Watching this past week’s episode of Mad Men(and for those of you who haven’t seen it, I’ll try to keep this post as spoiler-free as possible), I couldn’t help but ponder the often delicate relationship shared by creatives and their clients. In short, Don and his team experienced understandable frustration in meeting a tricky client’s overly idealistic demands (how’s that for a generic recap?). Watching him take a, some might say, undeserved lashing, I couldn’t help but feel defensive of Don. If you work in a creative role, or really any career field that requires a niche skill-set, and are forced to meet client demands, I’m sure you too, dear reader, can empathize with Don’s woes (well, his professional woes, anyway) of being asked for the moon (in his case literally, but most likely in your case, figuratively) and working gingerly to let those asking know, in so many words, it ain’t gonna happen. So how best to help a client see they are off-base without blanketing the room in a suffocating smog of arrogance? Read on!
With the rise of mobile technologies, more people are using their cell phones like never before. After all, there are tens of thousands of apps just for the iPhone alone, and mobile commerce is seeing increased traction. Just take the Sears mobile Web site as an example: a team leader said the company sold a $3,000 lawnmower on a mobile device.
In fact, an eMarketer report indicates that 80% of respondents in a smartphone usage study said they use their mobile device to access the Internet — making it the No. 1 smartphone content activity, more than camera and e-mail. So with mobile devices making it easier to shop, easier to engage in social networks and download an app for just about anything, how are mobile devices changing the role of the traditional print newspaper?
If your Web site is indexed with search engines but not driving enough organic traffic then it is time to build some back links. I hope you know the importance of backlinks, if not then read this article to familiarize yourself with the topic. If you wrote an online article then I anticipate you have optimized the page for its title, if not then make sure to read my previous post on importance of title tag to learn more about onpage SEO.
There are tons of ways to build backlinks but I will emphasize two factors, time and money. How much money and time should you invest in getting links to your website or web pages? The answers is very little. Do not spend more than 30 minutes a day and not even a DOLLAR to get those links. Here are 5 ways to build cheap, one way links that will not cost you a penny.

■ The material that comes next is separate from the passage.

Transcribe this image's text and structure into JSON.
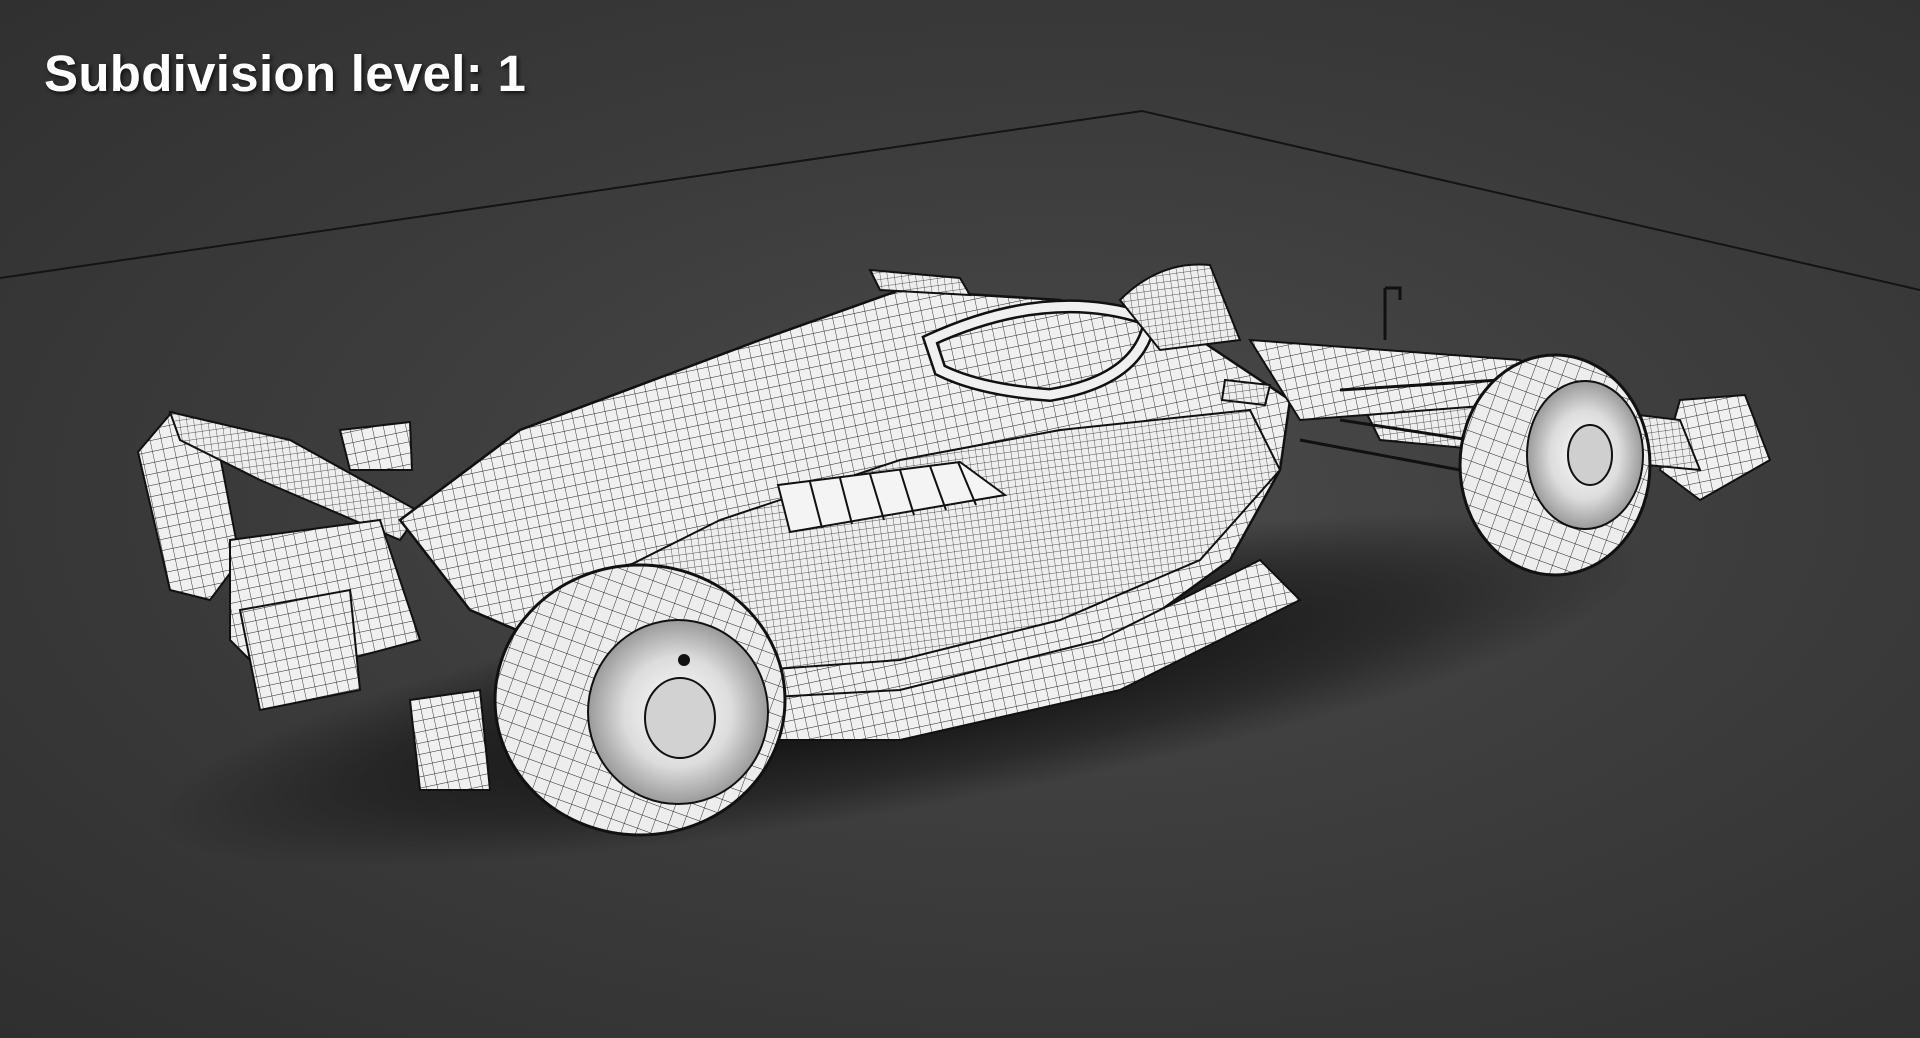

At Walker Sands, we work with several clients who are developing better connections to their consumers via social media tools such as Twitter. Twitter is an especially powerful tool for connecting with customers and potential customers. With more than a 1300% increase in usage over the past year, Twitter is continually growing and adding users that are just waiting for brands to engage them.
In fact, 97% of Twitter users think brands should engage with consumers via the social media tool. But still, Twitter is NOT for everyone and every brand!
Some brands have had great success on Twitter. Two of my favorites are @DunkinDonuts and @GMBlogs. The reason: both of these brands engage and converse on Twitter. They answer questions, talk like people and do fairly well monitoring discussions about themselves.
Unfortunately, most brands are not like these two. So I put together a quick list of five reasons your brand should not be on Twitter. If one or more of these descriptions applies to your Twitter strategy then please, for the sake of the Twitterverse, don’t Tweet!
This week the Better Business Bureau left me voice mail asking me to call them back at their earliest convenience. Fearing that I had some mystery blemish on our record I quickly returned the call only to learn it wasn’t bad news. We had a number of “positive inquires”, potential clients checking our record.
The good news was that we might have some new business coming in. The bad news was I was in the middle of a pitch for BBB accreditation. Which made me wonder, for a marketing firm like Walker Sands, is it worth it?
I’ve always thought of the BBB certification as something consumers relied on. Movers, contractors, plumbers. Those are the people I want to have the BBB logo. For them it’s a huge deal to have that certification out front and reassuring consumers. But a big consulting firm?